_TASK DESCRIPTION_
Search the material below for the string "Gönderi". Return every line that holds it.

_DATA SHOWN_
BEGIN
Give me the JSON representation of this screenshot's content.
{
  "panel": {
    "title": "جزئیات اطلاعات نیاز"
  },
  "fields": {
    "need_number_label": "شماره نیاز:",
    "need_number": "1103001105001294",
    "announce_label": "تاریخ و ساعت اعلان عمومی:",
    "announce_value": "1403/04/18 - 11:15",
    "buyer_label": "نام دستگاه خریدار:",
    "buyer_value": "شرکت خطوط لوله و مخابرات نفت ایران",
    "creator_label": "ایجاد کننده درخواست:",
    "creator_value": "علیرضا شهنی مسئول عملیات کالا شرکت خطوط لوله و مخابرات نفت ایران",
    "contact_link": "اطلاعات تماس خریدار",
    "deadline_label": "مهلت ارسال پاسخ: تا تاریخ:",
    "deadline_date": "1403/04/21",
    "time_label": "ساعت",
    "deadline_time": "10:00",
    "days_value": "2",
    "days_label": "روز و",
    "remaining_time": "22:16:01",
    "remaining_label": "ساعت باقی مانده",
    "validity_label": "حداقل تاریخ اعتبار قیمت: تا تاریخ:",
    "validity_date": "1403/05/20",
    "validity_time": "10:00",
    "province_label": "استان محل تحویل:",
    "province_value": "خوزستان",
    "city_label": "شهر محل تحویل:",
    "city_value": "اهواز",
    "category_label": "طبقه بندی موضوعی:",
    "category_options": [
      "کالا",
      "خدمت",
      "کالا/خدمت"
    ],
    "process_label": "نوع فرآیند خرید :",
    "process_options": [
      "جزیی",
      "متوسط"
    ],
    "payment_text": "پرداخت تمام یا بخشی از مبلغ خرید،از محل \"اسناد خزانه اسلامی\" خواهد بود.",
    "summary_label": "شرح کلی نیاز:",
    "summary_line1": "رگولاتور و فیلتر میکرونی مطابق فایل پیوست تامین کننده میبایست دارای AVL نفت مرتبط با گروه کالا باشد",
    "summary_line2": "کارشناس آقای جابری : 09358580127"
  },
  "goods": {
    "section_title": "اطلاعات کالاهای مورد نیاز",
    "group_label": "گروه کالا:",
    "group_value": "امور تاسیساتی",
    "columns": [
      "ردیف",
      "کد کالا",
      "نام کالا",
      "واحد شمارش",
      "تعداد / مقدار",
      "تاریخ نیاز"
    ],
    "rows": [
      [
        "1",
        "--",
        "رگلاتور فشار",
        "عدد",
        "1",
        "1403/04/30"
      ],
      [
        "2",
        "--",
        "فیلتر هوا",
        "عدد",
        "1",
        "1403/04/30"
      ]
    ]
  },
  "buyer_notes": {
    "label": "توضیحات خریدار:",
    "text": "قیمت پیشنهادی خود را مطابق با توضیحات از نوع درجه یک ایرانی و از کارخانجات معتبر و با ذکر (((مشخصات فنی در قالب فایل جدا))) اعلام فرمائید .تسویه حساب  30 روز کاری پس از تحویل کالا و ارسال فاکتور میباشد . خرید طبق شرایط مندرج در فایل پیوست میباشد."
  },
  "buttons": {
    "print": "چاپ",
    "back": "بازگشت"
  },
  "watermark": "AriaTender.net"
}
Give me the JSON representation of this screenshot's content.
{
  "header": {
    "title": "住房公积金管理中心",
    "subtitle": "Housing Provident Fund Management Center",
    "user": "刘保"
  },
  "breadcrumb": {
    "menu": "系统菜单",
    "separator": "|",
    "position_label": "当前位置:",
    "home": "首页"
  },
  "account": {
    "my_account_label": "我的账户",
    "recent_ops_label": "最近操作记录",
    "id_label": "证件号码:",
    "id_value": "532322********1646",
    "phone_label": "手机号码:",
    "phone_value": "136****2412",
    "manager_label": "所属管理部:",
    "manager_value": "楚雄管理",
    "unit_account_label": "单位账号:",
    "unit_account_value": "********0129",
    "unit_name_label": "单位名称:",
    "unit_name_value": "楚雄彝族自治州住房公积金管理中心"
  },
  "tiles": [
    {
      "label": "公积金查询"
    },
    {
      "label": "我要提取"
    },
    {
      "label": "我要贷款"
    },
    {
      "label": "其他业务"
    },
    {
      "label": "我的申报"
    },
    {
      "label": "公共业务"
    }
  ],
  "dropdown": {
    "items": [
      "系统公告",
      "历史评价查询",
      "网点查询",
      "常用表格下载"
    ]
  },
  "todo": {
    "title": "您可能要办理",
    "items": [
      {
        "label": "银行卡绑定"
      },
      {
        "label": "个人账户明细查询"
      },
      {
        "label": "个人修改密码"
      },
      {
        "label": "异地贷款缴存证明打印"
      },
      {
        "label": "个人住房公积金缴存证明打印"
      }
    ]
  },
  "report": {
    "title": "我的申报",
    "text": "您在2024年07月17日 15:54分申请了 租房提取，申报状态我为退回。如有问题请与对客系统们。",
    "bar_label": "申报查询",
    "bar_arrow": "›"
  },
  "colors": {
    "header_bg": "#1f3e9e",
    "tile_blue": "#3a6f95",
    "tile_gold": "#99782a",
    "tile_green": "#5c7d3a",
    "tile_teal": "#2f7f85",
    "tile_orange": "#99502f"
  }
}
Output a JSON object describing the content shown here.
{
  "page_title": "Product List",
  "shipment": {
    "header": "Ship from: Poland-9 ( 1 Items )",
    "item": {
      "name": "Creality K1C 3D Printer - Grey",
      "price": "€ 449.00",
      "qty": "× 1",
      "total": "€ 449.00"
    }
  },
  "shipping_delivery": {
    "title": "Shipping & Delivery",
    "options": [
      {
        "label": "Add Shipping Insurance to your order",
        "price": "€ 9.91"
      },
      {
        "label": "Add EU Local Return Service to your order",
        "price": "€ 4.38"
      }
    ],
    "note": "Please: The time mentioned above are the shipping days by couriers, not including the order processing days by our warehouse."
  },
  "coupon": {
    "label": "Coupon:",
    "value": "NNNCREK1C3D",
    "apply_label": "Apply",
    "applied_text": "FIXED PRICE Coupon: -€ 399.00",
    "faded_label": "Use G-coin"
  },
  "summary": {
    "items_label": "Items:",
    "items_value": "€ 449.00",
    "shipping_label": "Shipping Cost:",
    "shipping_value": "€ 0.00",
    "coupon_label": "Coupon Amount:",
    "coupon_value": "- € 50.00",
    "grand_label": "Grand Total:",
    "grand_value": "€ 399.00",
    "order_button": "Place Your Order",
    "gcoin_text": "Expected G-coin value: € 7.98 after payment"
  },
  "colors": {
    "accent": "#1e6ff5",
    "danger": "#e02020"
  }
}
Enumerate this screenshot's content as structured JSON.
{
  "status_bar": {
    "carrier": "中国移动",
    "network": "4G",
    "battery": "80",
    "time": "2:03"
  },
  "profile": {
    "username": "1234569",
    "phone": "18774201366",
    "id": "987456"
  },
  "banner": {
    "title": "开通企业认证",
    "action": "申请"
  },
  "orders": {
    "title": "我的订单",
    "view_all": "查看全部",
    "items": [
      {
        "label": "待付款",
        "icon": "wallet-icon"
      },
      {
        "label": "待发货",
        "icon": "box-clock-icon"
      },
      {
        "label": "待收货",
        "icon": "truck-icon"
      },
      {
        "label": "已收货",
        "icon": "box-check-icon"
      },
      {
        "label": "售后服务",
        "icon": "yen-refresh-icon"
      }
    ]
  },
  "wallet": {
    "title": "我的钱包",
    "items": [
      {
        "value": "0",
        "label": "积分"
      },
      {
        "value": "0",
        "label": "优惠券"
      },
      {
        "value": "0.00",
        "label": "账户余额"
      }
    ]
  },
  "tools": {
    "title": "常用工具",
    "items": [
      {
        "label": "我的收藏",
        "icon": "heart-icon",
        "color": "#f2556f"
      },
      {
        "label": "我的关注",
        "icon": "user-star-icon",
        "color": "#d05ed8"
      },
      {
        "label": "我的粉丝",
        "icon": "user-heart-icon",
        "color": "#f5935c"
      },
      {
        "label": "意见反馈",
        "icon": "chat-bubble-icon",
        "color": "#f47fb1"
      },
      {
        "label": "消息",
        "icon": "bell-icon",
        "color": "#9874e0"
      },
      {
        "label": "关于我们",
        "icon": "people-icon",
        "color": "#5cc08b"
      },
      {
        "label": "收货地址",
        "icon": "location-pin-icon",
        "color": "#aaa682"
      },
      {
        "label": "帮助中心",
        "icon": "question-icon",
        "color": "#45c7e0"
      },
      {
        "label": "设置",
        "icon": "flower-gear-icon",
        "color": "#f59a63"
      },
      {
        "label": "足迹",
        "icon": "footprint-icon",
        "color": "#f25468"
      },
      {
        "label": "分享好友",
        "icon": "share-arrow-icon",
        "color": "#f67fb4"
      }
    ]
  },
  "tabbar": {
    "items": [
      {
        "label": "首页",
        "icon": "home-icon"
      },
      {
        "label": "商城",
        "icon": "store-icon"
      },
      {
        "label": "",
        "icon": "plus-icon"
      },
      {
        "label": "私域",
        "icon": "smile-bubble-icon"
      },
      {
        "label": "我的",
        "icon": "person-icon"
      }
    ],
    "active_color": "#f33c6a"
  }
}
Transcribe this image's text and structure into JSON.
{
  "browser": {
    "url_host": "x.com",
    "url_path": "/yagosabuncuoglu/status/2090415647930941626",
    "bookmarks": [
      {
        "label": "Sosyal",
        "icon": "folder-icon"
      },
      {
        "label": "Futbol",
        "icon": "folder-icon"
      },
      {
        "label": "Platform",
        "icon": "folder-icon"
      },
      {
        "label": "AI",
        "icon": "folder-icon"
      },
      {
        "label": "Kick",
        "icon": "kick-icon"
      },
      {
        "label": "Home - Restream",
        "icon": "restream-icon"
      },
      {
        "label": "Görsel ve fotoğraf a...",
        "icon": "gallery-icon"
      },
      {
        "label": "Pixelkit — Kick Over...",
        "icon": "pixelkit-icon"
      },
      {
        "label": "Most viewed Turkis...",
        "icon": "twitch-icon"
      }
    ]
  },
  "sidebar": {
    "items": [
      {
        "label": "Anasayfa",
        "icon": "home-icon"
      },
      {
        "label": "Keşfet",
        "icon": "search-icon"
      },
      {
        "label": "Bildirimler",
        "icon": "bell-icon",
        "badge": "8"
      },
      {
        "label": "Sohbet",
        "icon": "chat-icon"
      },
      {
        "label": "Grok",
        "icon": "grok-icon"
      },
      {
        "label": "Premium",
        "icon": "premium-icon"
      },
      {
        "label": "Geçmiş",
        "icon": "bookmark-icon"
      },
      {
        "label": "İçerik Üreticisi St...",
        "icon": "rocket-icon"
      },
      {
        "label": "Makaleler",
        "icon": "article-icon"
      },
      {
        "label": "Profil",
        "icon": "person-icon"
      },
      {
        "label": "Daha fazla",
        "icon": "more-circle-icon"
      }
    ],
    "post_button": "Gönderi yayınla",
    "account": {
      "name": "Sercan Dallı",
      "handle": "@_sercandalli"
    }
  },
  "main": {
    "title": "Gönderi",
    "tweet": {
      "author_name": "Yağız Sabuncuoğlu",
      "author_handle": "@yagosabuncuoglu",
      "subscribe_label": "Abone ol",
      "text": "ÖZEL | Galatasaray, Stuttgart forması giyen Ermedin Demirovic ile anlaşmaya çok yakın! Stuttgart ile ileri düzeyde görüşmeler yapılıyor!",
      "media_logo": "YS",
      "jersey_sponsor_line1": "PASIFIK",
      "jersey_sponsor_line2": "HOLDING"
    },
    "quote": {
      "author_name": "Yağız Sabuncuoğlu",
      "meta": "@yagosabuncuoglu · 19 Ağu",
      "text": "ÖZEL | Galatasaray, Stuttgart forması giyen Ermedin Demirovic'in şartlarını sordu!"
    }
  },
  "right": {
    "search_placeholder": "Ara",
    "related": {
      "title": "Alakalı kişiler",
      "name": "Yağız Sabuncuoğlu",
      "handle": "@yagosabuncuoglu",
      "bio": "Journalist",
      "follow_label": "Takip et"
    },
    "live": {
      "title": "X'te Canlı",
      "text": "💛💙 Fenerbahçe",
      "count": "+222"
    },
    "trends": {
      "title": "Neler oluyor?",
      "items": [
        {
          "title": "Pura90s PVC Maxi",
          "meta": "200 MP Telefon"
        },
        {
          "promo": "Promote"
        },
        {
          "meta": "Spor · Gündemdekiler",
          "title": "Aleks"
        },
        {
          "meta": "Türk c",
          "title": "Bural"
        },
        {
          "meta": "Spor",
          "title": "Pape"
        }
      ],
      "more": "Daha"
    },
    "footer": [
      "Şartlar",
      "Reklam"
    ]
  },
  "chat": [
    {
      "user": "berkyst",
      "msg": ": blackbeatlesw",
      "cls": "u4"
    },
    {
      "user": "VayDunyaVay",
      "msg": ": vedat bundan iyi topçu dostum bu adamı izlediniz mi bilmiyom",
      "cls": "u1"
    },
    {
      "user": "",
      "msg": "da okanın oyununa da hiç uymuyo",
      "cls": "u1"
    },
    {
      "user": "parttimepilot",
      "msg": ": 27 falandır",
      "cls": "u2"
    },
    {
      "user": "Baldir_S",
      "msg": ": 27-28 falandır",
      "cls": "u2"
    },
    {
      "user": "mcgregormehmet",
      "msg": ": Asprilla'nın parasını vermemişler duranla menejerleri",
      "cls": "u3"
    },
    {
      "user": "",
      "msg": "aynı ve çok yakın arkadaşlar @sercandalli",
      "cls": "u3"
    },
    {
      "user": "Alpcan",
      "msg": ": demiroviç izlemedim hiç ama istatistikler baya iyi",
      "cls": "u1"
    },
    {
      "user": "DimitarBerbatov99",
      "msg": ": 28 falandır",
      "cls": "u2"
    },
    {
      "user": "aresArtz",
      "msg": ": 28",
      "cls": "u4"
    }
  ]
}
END
_ANSWER BOX_
    "post_button": "Gönderi yayınla",
    "title": "Gönderi",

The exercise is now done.